But will the county participate in effort to drive them away?
by Laura Main
March 27, 2007
BOULDER (KWGN) -- A Boulder family is mourning the loss of their beloved family pet. A mountain lion killed their 2-year-old dog early Friday morning. The attack comes right as Boulder County decided to delay a decision on taking part in a mountain lion behavior study.
The attack happened in the Boulder foothills neighborhood of Pine Brook Hills. Wildlife officials confirm the 80-pound dog was killed and taken off by a mountain lion. Neighbord say they're sad, but not surprised.
Pine Brook Hills lives up to its name. There are towering pine trees and a babbling brook gurgling through the large lots. The sounds of birds singing and woodpeckers working on a telephone pole fill the air. But now the serenity seems a little bit more scary after Friday morning's mountain lion attack.

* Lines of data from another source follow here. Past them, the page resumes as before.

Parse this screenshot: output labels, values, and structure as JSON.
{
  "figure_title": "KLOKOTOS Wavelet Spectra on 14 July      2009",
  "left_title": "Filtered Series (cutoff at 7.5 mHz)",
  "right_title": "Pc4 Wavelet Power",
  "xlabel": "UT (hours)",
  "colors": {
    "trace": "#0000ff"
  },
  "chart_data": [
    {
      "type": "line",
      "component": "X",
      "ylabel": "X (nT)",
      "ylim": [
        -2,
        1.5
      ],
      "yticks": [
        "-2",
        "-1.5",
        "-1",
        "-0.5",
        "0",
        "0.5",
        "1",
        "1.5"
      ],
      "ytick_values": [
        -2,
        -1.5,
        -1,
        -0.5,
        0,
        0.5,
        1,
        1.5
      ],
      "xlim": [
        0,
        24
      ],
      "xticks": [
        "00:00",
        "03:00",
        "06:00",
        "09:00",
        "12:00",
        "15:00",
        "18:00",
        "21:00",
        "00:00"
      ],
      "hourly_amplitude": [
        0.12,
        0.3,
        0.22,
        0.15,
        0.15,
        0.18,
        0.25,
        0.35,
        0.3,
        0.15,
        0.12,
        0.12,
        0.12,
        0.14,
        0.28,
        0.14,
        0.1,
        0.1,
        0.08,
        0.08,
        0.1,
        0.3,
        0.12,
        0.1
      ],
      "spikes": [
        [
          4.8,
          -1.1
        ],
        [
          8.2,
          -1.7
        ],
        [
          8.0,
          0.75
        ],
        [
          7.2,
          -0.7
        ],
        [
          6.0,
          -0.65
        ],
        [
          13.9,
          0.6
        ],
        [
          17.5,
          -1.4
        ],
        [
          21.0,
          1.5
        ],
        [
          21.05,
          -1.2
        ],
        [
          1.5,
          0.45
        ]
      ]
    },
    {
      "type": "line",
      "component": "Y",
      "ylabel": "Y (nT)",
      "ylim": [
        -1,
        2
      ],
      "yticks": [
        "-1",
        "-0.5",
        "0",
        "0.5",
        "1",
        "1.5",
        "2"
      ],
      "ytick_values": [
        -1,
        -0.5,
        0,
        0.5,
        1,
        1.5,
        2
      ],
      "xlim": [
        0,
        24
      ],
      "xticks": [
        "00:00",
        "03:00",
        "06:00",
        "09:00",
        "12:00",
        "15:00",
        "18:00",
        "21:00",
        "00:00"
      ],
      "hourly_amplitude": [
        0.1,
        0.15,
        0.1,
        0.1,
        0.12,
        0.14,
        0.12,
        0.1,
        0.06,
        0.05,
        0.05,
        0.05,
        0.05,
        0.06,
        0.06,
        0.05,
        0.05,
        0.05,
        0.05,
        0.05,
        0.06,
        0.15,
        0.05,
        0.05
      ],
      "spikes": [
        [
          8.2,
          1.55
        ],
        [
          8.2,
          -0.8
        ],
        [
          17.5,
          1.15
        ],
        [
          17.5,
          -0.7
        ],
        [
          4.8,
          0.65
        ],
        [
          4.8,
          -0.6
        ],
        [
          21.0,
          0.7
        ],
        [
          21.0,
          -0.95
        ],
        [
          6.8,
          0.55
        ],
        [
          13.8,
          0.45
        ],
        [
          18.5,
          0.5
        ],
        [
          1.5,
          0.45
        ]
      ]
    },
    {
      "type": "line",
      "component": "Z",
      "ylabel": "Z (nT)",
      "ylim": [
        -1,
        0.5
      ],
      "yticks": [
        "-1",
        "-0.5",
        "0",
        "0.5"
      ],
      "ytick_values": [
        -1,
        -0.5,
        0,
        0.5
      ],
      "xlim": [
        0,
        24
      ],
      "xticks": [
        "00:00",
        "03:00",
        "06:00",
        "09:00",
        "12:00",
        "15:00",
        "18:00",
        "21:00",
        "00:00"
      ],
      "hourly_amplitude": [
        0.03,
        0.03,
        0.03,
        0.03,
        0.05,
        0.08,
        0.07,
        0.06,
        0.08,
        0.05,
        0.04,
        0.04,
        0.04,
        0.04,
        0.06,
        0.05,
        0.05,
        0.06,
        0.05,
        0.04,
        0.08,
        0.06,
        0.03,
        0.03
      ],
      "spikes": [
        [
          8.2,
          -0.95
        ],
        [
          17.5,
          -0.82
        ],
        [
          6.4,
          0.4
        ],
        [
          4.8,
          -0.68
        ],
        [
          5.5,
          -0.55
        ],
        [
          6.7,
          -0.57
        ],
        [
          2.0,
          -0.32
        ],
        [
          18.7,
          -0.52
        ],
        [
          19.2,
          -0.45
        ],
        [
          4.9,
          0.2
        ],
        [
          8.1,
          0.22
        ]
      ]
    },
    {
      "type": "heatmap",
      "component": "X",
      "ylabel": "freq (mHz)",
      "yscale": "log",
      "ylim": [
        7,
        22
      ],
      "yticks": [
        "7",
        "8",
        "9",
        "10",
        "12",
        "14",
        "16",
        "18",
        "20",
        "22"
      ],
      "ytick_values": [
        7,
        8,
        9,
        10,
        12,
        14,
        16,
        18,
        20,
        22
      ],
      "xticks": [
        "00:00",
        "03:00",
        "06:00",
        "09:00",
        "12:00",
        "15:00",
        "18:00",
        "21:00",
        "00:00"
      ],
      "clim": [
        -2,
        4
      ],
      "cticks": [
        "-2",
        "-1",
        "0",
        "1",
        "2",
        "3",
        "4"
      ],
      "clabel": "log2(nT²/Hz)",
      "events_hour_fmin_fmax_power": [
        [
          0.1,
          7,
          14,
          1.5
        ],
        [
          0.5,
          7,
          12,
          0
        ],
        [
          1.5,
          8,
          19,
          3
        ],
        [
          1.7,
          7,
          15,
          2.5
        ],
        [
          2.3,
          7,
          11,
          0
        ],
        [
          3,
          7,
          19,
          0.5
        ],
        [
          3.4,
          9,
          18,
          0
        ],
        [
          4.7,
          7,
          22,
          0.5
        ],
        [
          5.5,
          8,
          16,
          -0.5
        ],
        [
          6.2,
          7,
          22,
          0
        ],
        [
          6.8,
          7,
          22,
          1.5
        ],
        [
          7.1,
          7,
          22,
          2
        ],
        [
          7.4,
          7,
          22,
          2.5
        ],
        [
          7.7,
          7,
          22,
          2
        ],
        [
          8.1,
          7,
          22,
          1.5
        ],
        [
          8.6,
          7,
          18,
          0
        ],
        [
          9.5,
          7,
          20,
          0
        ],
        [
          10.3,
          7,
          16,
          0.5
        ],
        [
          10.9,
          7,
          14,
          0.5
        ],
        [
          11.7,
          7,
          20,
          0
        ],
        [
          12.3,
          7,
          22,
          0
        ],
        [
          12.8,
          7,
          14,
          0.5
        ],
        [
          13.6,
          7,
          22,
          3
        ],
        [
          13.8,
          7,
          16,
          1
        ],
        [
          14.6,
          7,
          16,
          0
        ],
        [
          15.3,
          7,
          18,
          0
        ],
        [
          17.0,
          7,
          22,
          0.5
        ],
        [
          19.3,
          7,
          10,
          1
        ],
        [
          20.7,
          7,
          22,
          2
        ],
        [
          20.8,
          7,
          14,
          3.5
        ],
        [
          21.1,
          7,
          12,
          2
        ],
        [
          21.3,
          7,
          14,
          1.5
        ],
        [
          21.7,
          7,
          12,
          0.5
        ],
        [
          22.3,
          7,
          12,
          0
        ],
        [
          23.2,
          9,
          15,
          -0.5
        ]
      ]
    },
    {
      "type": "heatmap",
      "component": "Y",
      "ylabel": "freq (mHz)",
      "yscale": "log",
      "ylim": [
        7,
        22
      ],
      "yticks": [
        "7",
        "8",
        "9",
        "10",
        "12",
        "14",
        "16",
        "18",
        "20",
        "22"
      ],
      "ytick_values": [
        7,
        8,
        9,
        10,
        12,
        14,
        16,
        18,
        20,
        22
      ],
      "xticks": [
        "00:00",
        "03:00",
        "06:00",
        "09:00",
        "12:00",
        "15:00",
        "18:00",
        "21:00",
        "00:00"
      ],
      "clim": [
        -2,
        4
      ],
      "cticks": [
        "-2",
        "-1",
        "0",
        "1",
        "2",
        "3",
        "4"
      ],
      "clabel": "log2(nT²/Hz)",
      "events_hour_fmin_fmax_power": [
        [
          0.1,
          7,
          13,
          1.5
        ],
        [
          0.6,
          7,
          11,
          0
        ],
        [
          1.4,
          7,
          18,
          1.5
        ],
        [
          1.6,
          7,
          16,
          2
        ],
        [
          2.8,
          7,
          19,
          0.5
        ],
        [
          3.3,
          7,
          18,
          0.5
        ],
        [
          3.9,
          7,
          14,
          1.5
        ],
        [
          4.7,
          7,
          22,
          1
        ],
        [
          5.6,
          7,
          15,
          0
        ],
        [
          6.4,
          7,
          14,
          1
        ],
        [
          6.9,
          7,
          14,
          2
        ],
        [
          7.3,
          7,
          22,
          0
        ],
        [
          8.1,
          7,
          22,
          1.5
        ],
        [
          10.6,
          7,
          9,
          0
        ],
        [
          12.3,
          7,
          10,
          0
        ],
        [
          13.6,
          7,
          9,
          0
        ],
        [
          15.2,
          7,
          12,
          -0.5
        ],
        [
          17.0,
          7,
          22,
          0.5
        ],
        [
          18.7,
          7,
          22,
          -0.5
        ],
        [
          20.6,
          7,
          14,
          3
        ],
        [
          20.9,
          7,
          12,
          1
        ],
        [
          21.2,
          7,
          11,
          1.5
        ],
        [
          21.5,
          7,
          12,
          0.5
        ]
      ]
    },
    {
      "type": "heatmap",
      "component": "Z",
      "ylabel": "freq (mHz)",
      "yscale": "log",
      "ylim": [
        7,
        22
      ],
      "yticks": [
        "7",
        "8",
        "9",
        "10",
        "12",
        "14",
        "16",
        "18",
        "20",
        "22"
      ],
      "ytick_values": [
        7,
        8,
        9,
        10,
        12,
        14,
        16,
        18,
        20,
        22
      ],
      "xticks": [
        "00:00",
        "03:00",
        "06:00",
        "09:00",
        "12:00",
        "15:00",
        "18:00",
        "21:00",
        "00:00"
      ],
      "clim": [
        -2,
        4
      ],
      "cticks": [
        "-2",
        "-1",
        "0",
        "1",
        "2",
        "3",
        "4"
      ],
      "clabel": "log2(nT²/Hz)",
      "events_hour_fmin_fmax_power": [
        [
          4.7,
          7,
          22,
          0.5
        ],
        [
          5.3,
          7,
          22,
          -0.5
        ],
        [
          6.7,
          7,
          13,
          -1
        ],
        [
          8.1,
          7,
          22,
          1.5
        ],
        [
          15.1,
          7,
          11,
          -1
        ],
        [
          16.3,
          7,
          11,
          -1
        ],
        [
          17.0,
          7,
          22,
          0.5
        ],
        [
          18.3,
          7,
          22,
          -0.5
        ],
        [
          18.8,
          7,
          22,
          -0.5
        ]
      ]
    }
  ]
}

The Homeowners' Association notified residents by email about the attack. Most are taking it in stride. Out for an afternoon walk, Jane Holzman said, "We chose to live up here with the animals and we hafve to take the precautions that we need to, to protect pets and kids." She says she loves living so close to nature, even though it's come right up to the window on occasion. "We've had a bear on our deck take a bird feeder and glug, glug, glug right outside of our bedroom window but we haven't seen the mountain lions."
Other residents have and they'd like to see all the area's mountain lions killed or be relocated. The President of the Homeowner's Association, Tim Triggs says the animal had been spotted in the area for several days before the attack on High View Lane.
It happened just a few hours after Boulder County's Parks and Open Space Advisory Committee voted to delay taking part in a mountain lion behavior study. The Division of Wildlife asked them to take part to better understand encounters between the big cats and humans encroaching on their habitats.
Pine Brook Hills residents hope this particular mountain lion is found soon.
Holzman said, "When you encounter an animal that's being aggressive, I think that's the time to relocate it."
Jefferson County has already agreed to take part in that mountain lion study. It will now be at least late April before Boulder County Commissioners decide if they want to participate.